Catching cancer early via routine screening can greatly improve the chances of surviving the disease. However, in the US, the Centers for Disease Control and Prevention (CDC) currently only supports screening for a few types of cancer including lung, colorectal, cervical, and breast cancer “as recommended by the U.S. Preventive Services Task Force (USPSTF),” the public health agency states.
According to the CDC, screening for other cancer types, such as thyroid, testicular, prostate, pancreatic, and ovarian cancers “has not been shown to reduce deaths from those cancers” and there is not yet enough evidence to support screening for skin, oral, or bladder cancers in healthy people.
There are not yet approved biomarker methods for screening for these cancer types, but researchers have been working on multi-cancer early detection (MCED) tests that can simultaneously detect many different cancer types, though many of these options have several challenges. However, one recently reported example could offer a better alternative to these emerging MCED tests.
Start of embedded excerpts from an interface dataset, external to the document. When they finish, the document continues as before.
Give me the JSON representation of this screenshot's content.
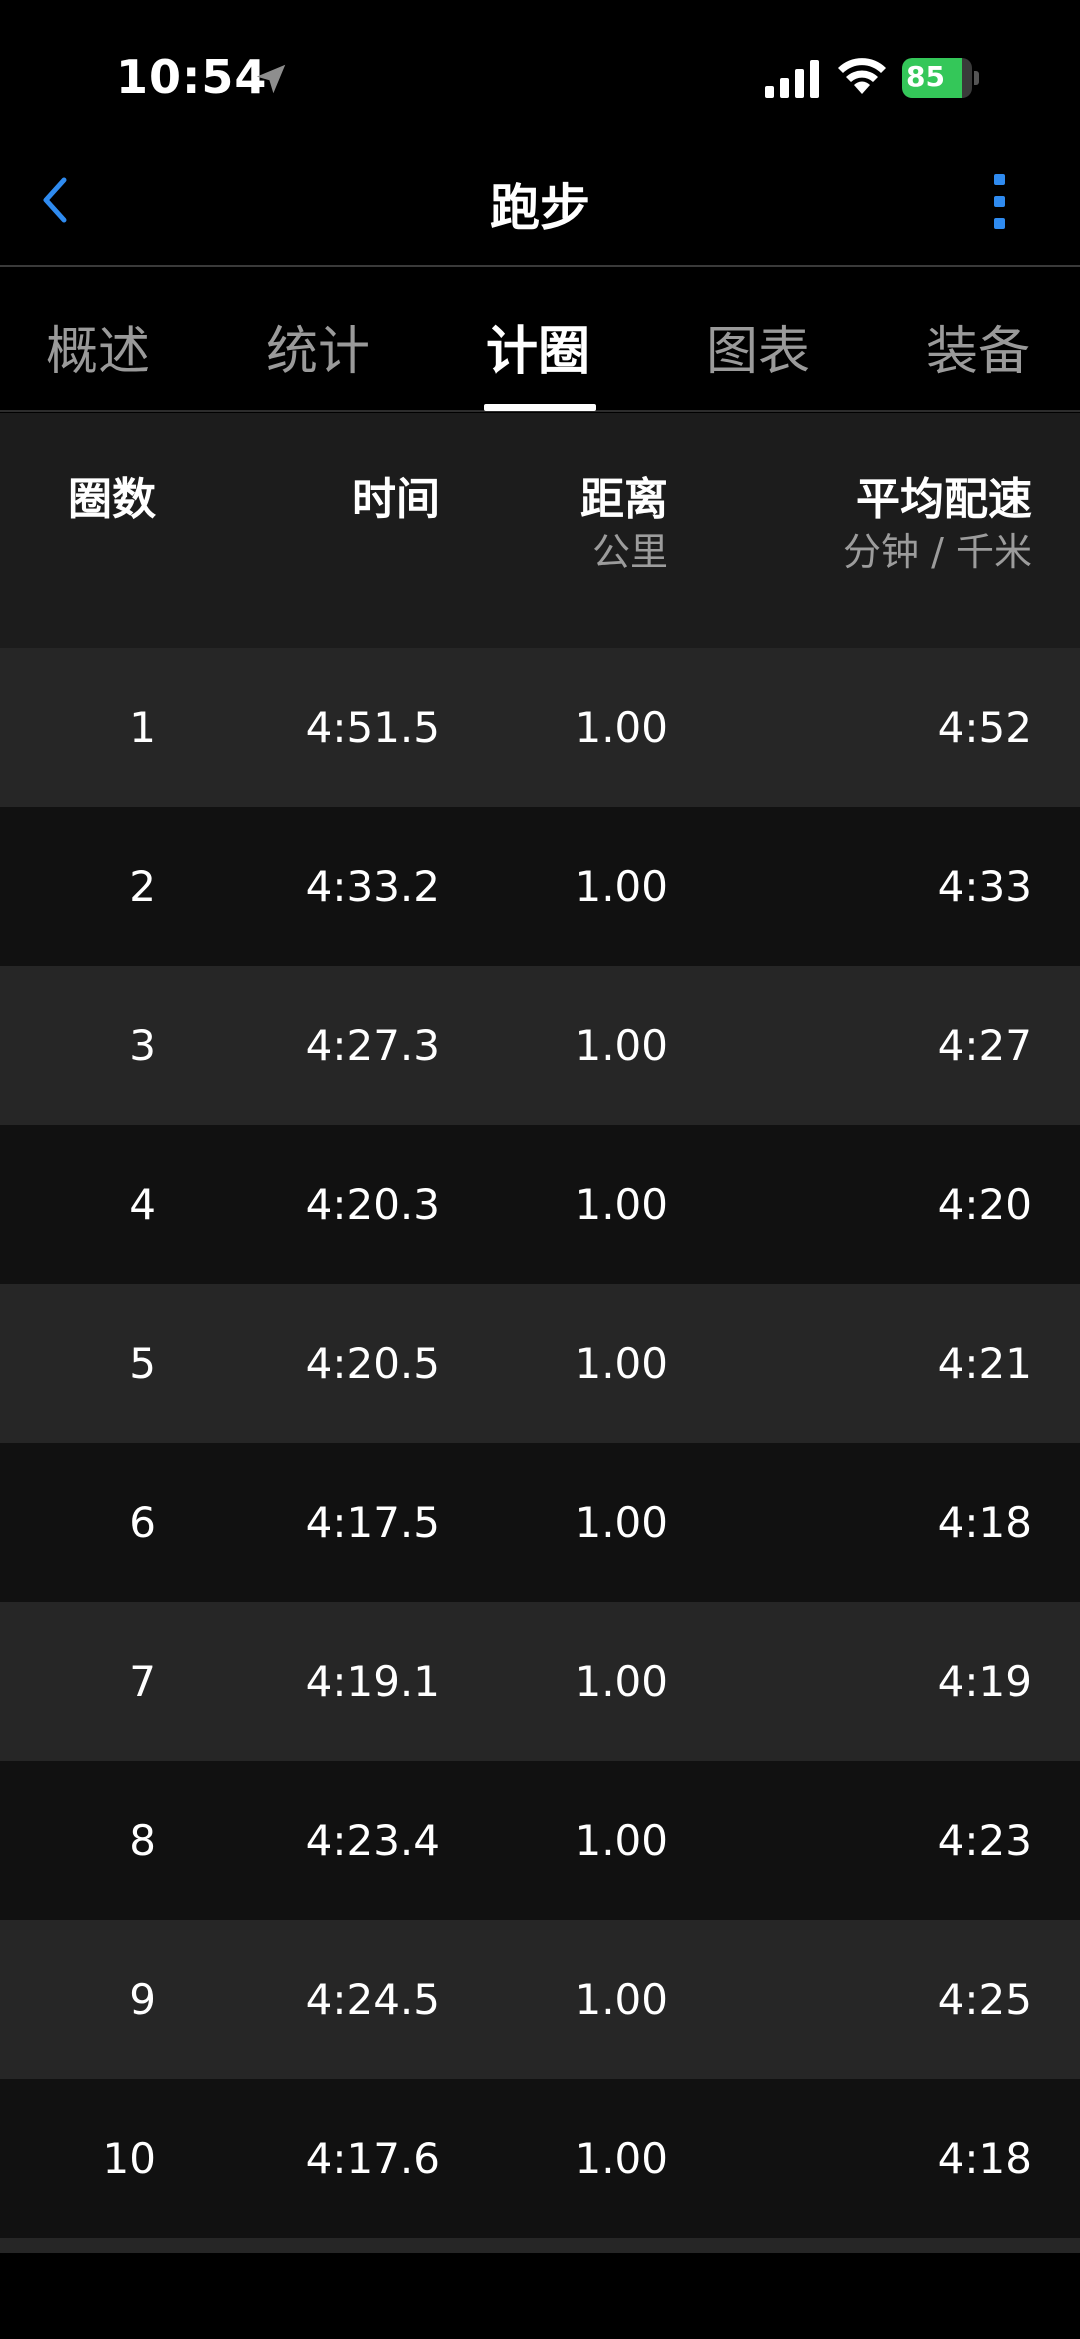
{
  "status_bar": {
    "time": "10:54",
    "battery": "85",
    "battery_level": 0.85,
    "icons": [
      "location-arrow-icon",
      "signal-icon",
      "wifi-icon",
      "battery-charging-icon"
    ]
  },
  "nav": {
    "title": "跑步",
    "back_icon": "chevron-left-icon",
    "more_icon": "more-vertical-icon",
    "accent_color": "#2f8bf0"
  },
  "tabs": [
    {
      "label": "概述"
    },
    {
      "label": "统计"
    },
    {
      "label": "计圈",
      "active": true
    },
    {
      "label": "图表"
    },
    {
      "label": "装备"
    }
  ],
  "table": {
    "headers": {
      "lap": "圈数",
      "time": "时间",
      "distance": "距离",
      "distance_unit": "公里",
      "pace": "平均配速",
      "pace_unit": "分钟 / 千米"
    },
    "rows": [
      {
        "lap": "1",
        "time": "4:51.5",
        "distance": "1.00",
        "pace": "4:52"
      },
      {
        "lap": "2",
        "time": "4:33.2",
        "distance": "1.00",
        "pace": "4:33"
      },
      {
        "lap": "3",
        "time": "4:27.3",
        "distance": "1.00",
        "pace": "4:27"
      },
      {
        "lap": "4",
        "time": "4:20.3",
        "distance": "1.00",
        "pace": "4:20"
      },
      {
        "lap": "5",
        "time": "4:20.5",
        "distance": "1.00",
        "pace": "4:21"
      },
      {
        "lap": "6",
        "time": "4:17.5",
        "distance": "1.00",
        "pace": "4:18"
      },
      {
        "lap": "7",
        "time": "4:19.1",
        "distance": "1.00",
        "pace": "4:19"
      },
      {
        "lap": "8",
        "time": "4:23.4",
        "distance": "1.00",
        "pace": "4:23"
      },
      {
        "lap": "9",
        "time": "4:24.5",
        "distance": "1.00",
        "pace": "4:25"
      },
      {
        "lap": "10",
        "time": "4:17.6",
        "distance": "1.00",
        "pace": "4:18"
      }
    ]
  }
}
In the study, a research team based mainly in Sweden developed a non-invasive test for 14 types of cancer using free glycosaminoglycan profiles (GAGomes) as metabolic biomarkers, rather than being based on detecting circulating free DNA like other methods.
In the results of their study published December 5, 2022 in PNAS, the researchers showed that their MCED method using urine and plasma samples detected more cancers than other non-invasive options currently available, which include liquid biopsies based on genomic biomarkers.
In their study, the team explored the use of plasma and urine GAGomes as a cancer detection method for 14 cancer types using 2,064 samples from a mix of 1,260 individuals who either had cancer or were healthy. They found that there were “widespread cancer-specific changes in biofluidic GAGomes recapitulated in an in vivo cancer progression model” and developed three machine learning models based on these changes to detect multiple cancers, as well as a liquid biopsy assay.
Based on the MCED scores from the models, the assay was able to detect stage I cancers with up to 62 percent sensitivity and 95 percent specificity for all 14 cancers studied, compared with 39 to 73 percent sensitivity to 12 types of stage I cancers for other MCED assays. The combined biomarker profiles also “predicted any cancer type with poor prognosis within 18 months with 43 percent” sensitivity.
While the researchers note that more research needs to be done into the association of GAGomes and cancer occurrence in order to minimize “false positives in a clinical setting,” they say the biomarkers show promise for a simple, low-cost test for early detection of multiple cancers.
“Overall, GAGomes appeared to be powerful MCED metabolic biomarkers, potentially doubling the number of stage I cancers detectable using genomic biomarkers,” the researchers stated.